Tarpon Springs – The Natural Sponge Capital of the World

Lying almost on the same longitude as the Bahamas, Florida is home to one of the nicest climates in the United States. It is also home to many national parks including the Everglades, a UNESCO World Heritage Site known for its vast populations of birds and reptiles. If a trip to the USA is on your bucket list, Florida should be at the forefront of your mind. On top of the well known bustling tourist spots, Florida is also home to a collection of small, quaint and historically important towns that one should take the time to visit. One such location is Tarpon Springs. Found on the west coast, not far from Tampa, Tarpon Springs sits on the beautiful Gulf of Mexico and is around a 45-minute drive south of the Chassahowitzka National Wildlife Refuge.

A small town with a population of under 25,000, Tarpon Springs is famous for its sponge industry and subsequent relationship with Greece, which stems from the recruitment of Greek divers and crewmen in the early 20th century. Named after the fish that abound its waters, Tarpon Springs boasts a historic downtown district with well-preserved buildings dating back to the 1800s. Known for its community of artisans, in addition to beautifully crafted sponges, the town is famous for its soaps, which together make a great exfoliating combo!

Worker at Sponge Docks in Tarpon Springs
A Happy Worker at Sponge Docks | Flickr: visitstpeteclearwater
Sponge docks
Painting at Sponge Docks in Tarpon Springs | Flickr: walterpro

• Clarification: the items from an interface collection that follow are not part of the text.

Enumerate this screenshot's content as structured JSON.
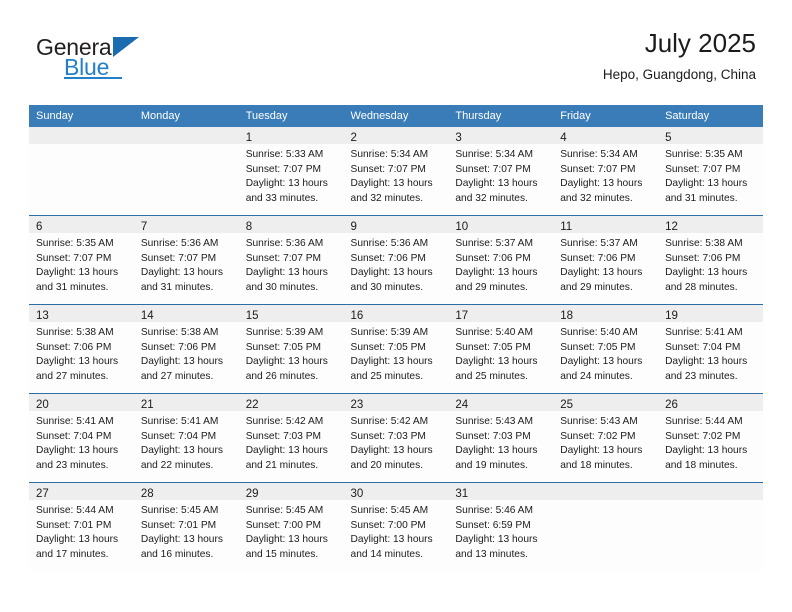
{
  "logo": {
    "word_1": "General",
    "word_2": "Blue",
    "triangle_color": "#1a6bb0",
    "blue_color": "#2380c8"
  },
  "header": {
    "title": "July 2025",
    "subtitle": "Hepo, Guangdong, China"
  },
  "theme": {
    "header_row_bg": "#3a7cb8",
    "week_divider": "#2e6da4",
    "daynum_band_bg": "#eeeeee",
    "cell_bg": "#fdfdfd",
    "text": "#1c1c1c"
  },
  "weekdays": [
    "Sunday",
    "Monday",
    "Tuesday",
    "Wednesday",
    "Thursday",
    "Friday",
    "Saturday"
  ],
  "labels": {
    "sunrise_prefix": "Sunrise:",
    "sunset_prefix": "Sunset:",
    "daylight_prefix": "Daylight:"
  },
  "weeks": [
    [
      {
        "day": "",
        "sunrise": "",
        "sunset": "",
        "daylight_1": "",
        "daylight_2": ""
      },
      {
        "day": "",
        "sunrise": "",
        "sunset": "",
        "daylight_1": "",
        "daylight_2": ""
      },
      {
        "day": "1",
        "sunrise": "Sunrise: 5:33 AM",
        "sunset": "Sunset: 7:07 PM",
        "daylight_1": "Daylight: 13 hours",
        "daylight_2": "and 33 minutes."
      },
      {
        "day": "2",
        "sunrise": "Sunrise: 5:34 AM",
        "sunset": "Sunset: 7:07 PM",
        "daylight_1": "Daylight: 13 hours",
        "daylight_2": "and 32 minutes."
      },
      {
        "day": "3",
        "sunrise": "Sunrise: 5:34 AM",
        "sunset": "Sunset: 7:07 PM",
        "daylight_1": "Daylight: 13 hours",
        "daylight_2": "and 32 minutes."
      },
      {
        "day": "4",
        "sunrise": "Sunrise: 5:34 AM",
        "sunset": "Sunset: 7:07 PM",
        "daylight_1": "Daylight: 13 hours",
        "daylight_2": "and 32 minutes."
      },
      {
        "day": "5",
        "sunrise": "Sunrise: 5:35 AM",
        "sunset": "Sunset: 7:07 PM",
        "daylight_1": "Daylight: 13 hours",
        "daylight_2": "and 31 minutes."
      }
    ],
    [
      {
        "day": "6",
        "sunrise": "Sunrise: 5:35 AM",
        "sunset": "Sunset: 7:07 PM",
        "daylight_1": "Daylight: 13 hours",
        "daylight_2": "and 31 minutes."
      },
      {
        "day": "7",
        "sunrise": "Sunrise: 5:36 AM",
        "sunset": "Sunset: 7:07 PM",
        "daylight_1": "Daylight: 13 hours",
        "daylight_2": "and 31 minutes."
      },
      {
        "day": "8",
        "sunrise": "Sunrise: 5:36 AM",
        "sunset": "Sunset: 7:07 PM",
        "daylight_1": "Daylight: 13 hours",
        "daylight_2": "and 30 minutes."
      },
      {
        "day": "9",
        "sunrise": "Sunrise: 5:36 AM",
        "sunset": "Sunset: 7:06 PM",
        "daylight_1": "Daylight: 13 hours",
        "daylight_2": "and 30 minutes."
      },
      {
        "day": "10",
        "sunrise": "Sunrise: 5:37 AM",
        "sunset": "Sunset: 7:06 PM",
        "daylight_1": "Daylight: 13 hours",
        "daylight_2": "and 29 minutes."
      },
      {
        "day": "11",
        "sunrise": "Sunrise: 5:37 AM",
        "sunset": "Sunset: 7:06 PM",
        "daylight_1": "Daylight: 13 hours",
        "daylight_2": "and 29 minutes."
      },
      {
        "day": "12",
        "sunrise": "Sunrise: 5:38 AM",
        "sunset": "Sunset: 7:06 PM",
        "daylight_1": "Daylight: 13 hours",
        "daylight_2": "and 28 minutes."
      }
    ],
    [
      {
        "day": "13",
        "sunrise": "Sunrise: 5:38 AM",
        "sunset": "Sunset: 7:06 PM",
        "daylight_1": "Daylight: 13 hours",
        "daylight_2": "and 27 minutes."
      },
      {
        "day": "14",
        "sunrise": "Sunrise: 5:38 AM",
        "sunset": "Sunset: 7:06 PM",
        "daylight_1": "Daylight: 13 hours",
        "daylight_2": "and 27 minutes."
      },
      {
        "day": "15",
        "sunrise": "Sunrise: 5:39 AM",
        "sunset": "Sunset: 7:05 PM",
        "daylight_1": "Daylight: 13 hours",
        "daylight_2": "and 26 minutes."
      },
      {
        "day": "16",
        "sunrise": "Sunrise: 5:39 AM",
        "sunset": "Sunset: 7:05 PM",
        "daylight_1": "Daylight: 13 hours",
        "daylight_2": "and 25 minutes."
      },
      {
        "day": "17",
        "sunrise": "Sunrise: 5:40 AM",
        "sunset": "Sunset: 7:05 PM",
        "daylight_1": "Daylight: 13 hours",
        "daylight_2": "and 25 minutes."
      },
      {
        "day": "18",
        "sunrise": "Sunrise: 5:40 AM",
        "sunset": "Sunset: 7:05 PM",
        "daylight_1": "Daylight: 13 hours",
        "daylight_2": "and 24 minutes."
      },
      {
        "day": "19",
        "sunrise": "Sunrise: 5:41 AM",
        "sunset": "Sunset: 7:04 PM",
        "daylight_1": "Daylight: 13 hours",
        "daylight_2": "and 23 minutes."
      }
    ],
    [
      {
        "day": "20",
        "sunrise": "Sunrise: 5:41 AM",
        "sunset": "Sunset: 7:04 PM",
        "daylight_1": "Daylight: 13 hours",
        "daylight_2": "and 23 minutes."
      },
      {
        "day": "21",
        "sunrise": "Sunrise: 5:41 AM",
        "sunset": "Sunset: 7:04 PM",
        "daylight_1": "Daylight: 13 hours",
        "daylight_2": "and 22 minutes."
      },
      {
        "day": "22",
        "sunrise": "Sunrise: 5:42 AM",
        "sunset": "Sunset: 7:03 PM",
        "daylight_1": "Daylight: 13 hours",
        "daylight_2": "and 21 minutes."
      },
      {
        "day": "23",
        "sunrise": "Sunrise: 5:42 AM",
        "sunset": "Sunset: 7:03 PM",
        "daylight_1": "Daylight: 13 hours",
        "daylight_2": "and 20 minutes."
      },
      {
        "day": "24",
        "sunrise": "Sunrise: 5:43 AM",
        "sunset": "Sunset: 7:03 PM",
        "daylight_1": "Daylight: 13 hours",
        "daylight_2": "and 19 minutes."
      },
      {
        "day": "25",
        "sunrise": "Sunrise: 5:43 AM",
        "sunset": "Sunset: 7:02 PM",
        "daylight_1": "Daylight: 13 hours",
        "daylight_2": "and 18 minutes."
      },
      {
        "day": "26",
        "sunrise": "Sunrise: 5:44 AM",
        "sunset": "Sunset: 7:02 PM",
        "daylight_1": "Daylight: 13 hours",
        "daylight_2": "and 18 minutes."
      }
    ],
    [
      {
        "day": "27",
        "sunrise": "Sunrise: 5:44 AM",
        "sunset": "Sunset: 7:01 PM",
        "daylight_1": "Daylight: 13 hours",
        "daylight_2": "and 17 minutes."
      },
      {
        "day": "28",
        "sunrise": "Sunrise: 5:45 AM",
        "sunset": "Sunset: 7:01 PM",
        "daylight_1": "Daylight: 13 hours",
        "daylight_2": "and 16 minutes."
      },
      {
        "day": "29",
        "sunrise": "Sunrise: 5:45 AM",
        "sunset": "Sunset: 7:00 PM",
        "daylight_1": "Daylight: 13 hours",
        "daylight_2": "and 15 minutes."
      },
      {
        "day": "30",
        "sunrise": "Sunrise: 5:45 AM",
        "sunset": "Sunset: 7:00 PM",
        "daylight_1": "Daylight: 13 hours",
        "daylight_2": "and 14 minutes."
      },
      {
        "day": "31",
        "sunrise": "Sunrise: 5:46 AM",
        "sunset": "Sunset: 6:59 PM",
        "daylight_1": "Daylight: 13 hours",
        "daylight_2": "and 13 minutes."
      },
      {
        "day": "",
        "sunrise": "",
        "sunset": "",
        "daylight_1": "",
        "daylight_2": ""
      },
      {
        "day": "",
        "sunrise": "",
        "sunset": "",
        "daylight_1": "",
        "daylight_2": ""
      }
    ]
  ]
}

The town was founded in the early 1880s and quickly became a hub for one of the largest sponge industries in the world. As previously mentioned, divers and crew were recruited from Greece when the sponge trade began to boom in the early 20th century and at the height of the industry, there were up to 200 vessels trawling the waters. An unfortunate instance of red tide algae wiped out many of the sponge beds and this lead to a massive reduction in the industry, however, this picked up again in the 80s and the sponge industry is alive and well today, albeit somewhat smaller than it once was. Thanks to its early Greek immigrants, Tarpon Springs is home to the highest percentage of Greek-Americans anywhere in the United States. Interestingly one of its main roads, Dodecanese Avenue is named after the Dodecanese Islands in Greece where many of the divers were from. Head down to the Sponge docks to learn more about their history and dine on delicious Greek cuisine at one of the many Greek restaurants there.

The Gulf of Mexico provides a fantastic arena for water sports and Tarpons Springs is home to many beautiful beaches where you can relax and take in the warm Florida sun. Of note are Sunset Beach and Fred Howard Park, which are voted the fifth and second-best attractions in Tarpon Springs on Trip Advisor. Once you have explored the historical sights and taken in the sun, head to one of the many bayous that border the city where you will have the chance to see alligators, birds and if you’re lucky a manatee or two!

Divers Hat in a Tarpons Springs Sponge Shop
Old Divers Hat | Flickr:psyberartist
Baby Alligator, Tarpon Springs
Baby Alligator in a Bayou | Flickr: Marc Barrison